# YOUR INSTRUCTIONS
Tally the lines of the records that contain the string "type", then give the total and nothing more.

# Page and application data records
....

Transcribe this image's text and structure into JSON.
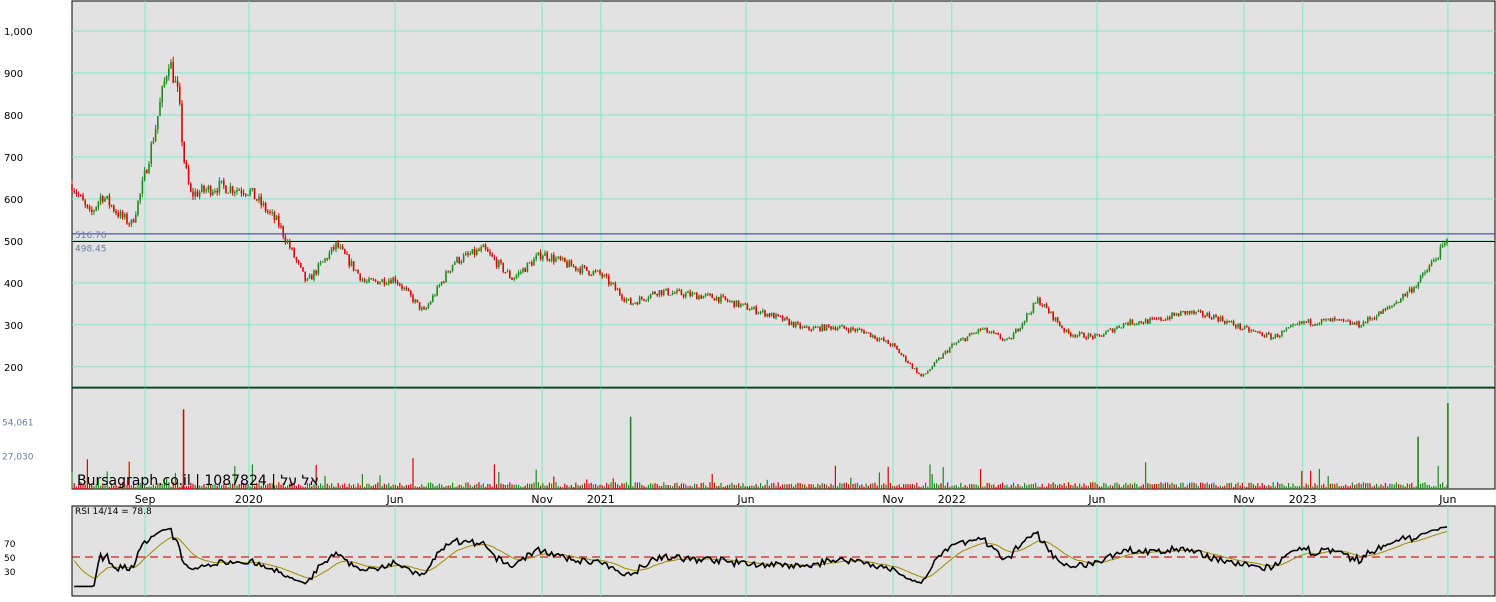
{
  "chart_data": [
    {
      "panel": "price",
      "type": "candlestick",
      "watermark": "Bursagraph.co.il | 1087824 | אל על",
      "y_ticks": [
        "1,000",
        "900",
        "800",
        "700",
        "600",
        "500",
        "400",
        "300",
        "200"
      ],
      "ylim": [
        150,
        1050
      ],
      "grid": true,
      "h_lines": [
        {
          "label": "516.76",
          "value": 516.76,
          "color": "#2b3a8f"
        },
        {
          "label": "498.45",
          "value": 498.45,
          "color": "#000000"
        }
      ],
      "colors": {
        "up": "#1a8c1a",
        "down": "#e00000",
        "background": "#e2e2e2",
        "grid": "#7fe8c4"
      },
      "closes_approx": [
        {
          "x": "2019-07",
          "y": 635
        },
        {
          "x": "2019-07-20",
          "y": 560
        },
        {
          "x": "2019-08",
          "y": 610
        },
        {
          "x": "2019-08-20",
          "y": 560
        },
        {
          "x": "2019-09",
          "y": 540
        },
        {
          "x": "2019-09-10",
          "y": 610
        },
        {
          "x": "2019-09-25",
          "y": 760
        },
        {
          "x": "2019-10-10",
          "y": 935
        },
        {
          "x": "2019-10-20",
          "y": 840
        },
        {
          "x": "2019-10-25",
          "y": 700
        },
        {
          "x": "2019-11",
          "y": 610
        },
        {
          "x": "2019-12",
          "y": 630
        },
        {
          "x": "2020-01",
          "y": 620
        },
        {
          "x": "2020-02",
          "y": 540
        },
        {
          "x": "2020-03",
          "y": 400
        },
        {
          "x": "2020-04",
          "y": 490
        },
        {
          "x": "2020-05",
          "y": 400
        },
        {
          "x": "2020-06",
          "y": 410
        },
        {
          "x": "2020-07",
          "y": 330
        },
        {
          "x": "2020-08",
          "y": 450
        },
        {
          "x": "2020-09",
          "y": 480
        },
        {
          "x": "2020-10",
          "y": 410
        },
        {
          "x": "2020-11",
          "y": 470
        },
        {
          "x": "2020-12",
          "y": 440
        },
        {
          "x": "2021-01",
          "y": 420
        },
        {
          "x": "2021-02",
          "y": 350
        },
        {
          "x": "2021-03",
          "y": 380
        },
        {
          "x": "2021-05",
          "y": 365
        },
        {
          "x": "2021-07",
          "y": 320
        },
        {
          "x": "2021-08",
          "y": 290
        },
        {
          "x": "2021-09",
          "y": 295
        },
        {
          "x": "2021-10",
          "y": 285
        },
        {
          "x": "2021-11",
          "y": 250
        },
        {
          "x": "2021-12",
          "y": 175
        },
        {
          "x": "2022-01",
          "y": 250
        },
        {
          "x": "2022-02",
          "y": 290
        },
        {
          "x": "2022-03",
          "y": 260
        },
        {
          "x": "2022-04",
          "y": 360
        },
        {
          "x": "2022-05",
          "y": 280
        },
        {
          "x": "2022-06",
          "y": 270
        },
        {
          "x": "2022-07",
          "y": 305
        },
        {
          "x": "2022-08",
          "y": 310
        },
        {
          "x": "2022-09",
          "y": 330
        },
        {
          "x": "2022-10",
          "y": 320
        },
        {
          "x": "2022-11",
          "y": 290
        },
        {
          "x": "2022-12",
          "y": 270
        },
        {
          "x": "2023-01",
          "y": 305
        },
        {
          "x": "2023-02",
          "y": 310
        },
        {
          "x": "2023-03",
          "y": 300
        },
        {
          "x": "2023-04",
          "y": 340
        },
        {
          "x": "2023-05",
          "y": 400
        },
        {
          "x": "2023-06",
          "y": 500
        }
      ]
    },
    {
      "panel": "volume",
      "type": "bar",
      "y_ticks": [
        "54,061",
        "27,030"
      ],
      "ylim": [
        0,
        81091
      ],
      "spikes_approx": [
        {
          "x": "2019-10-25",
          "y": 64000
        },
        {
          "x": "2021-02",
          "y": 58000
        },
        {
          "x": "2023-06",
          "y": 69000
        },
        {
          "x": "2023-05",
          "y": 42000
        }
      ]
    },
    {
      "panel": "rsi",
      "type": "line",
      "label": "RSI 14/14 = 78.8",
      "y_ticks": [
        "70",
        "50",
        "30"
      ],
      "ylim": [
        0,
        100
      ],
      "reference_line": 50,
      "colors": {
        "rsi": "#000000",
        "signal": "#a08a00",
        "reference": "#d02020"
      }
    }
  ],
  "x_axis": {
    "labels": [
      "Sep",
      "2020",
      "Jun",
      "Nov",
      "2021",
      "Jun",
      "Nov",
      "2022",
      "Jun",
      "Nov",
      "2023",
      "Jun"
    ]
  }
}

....

# SOLUTION TO THIS TASK
3